It’s important for people to press on, even if a doctor dismisses them. When I told Spector what my doctor had said, he exclaimed, “If you see a doctor who tells you something never happens, you need a new doctor. No one is that omnipotent; no one has the knowledge of human biology and pathology to make a statement like that. Saying that is the antithesis of what medicine is about.”
“The issue is emotionally charged on both ends — from established, ivory-tower academics who believe there is overtreatment in the Lyme community to the charlatans preying on patients,” he said. “The community says that the academics don’t see their real-world experience.
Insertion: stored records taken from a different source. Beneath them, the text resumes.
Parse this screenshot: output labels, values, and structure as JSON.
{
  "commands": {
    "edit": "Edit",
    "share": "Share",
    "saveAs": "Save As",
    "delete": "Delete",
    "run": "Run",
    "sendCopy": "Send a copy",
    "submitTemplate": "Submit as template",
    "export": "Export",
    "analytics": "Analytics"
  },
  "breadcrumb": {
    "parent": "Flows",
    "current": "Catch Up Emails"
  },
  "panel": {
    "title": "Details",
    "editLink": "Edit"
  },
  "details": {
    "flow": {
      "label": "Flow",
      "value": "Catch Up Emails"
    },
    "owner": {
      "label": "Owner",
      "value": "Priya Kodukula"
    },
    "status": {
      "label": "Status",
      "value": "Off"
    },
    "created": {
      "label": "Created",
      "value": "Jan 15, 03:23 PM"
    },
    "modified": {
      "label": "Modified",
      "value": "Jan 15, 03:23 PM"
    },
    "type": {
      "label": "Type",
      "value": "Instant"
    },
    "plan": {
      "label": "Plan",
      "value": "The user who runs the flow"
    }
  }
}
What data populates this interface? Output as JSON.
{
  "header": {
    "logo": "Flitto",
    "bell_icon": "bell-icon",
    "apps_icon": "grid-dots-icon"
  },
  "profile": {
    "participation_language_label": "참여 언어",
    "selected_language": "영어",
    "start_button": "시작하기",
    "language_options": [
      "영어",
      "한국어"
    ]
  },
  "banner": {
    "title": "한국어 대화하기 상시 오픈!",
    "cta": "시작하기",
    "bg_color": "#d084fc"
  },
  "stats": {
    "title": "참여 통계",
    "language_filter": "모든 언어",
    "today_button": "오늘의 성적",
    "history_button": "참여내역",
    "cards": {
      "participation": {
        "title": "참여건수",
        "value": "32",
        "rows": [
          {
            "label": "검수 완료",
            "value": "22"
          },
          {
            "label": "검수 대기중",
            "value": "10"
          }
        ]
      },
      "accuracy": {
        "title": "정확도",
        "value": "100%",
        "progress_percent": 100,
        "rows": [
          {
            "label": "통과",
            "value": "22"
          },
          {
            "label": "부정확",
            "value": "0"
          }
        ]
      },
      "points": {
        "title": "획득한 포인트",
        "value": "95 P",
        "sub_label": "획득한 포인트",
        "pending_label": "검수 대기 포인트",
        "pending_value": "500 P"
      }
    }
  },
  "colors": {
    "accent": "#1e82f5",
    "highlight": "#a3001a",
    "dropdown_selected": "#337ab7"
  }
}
Neither side sees the shades of gray in medicine, where nothing is black and white.”
Wormser suggests that Lyme advocates should push for more federal funds to research the symptoms patients describe.
In the meantime, Spector said, “we have people like your daughter, like me, people who feel lousy from all sorts of things, who don’t fit into algorithms that have a bar code associated with it. They fall between the cracks. People like us defy medicine as an exact science.”
For now, the best strategy is prevention. If you are in the woods or tall This version has been corrected.grass, wear long pants and sleeves. Check for ticks. Wear light clothes so that ticks are easier to spot, and use insect repellent. If you find a tick on your body, use tweezers to pull it slowly out, and save it in a jar. Watch for symptoms of Lyme and, if they occur, take the tick and see a doctor. Early treatment is very effective — and long delays may cost you for years.
Correction: A previous version of this article misspelled the first name of Gary Wormser, an infectious disease expert in New York, and the last name of Paul G. Auwaerter, clinical director for infectious disease at Johns Hopkins University. This version has been corrected.
Lynch Schuster is a freelance writer who lives in Maryland.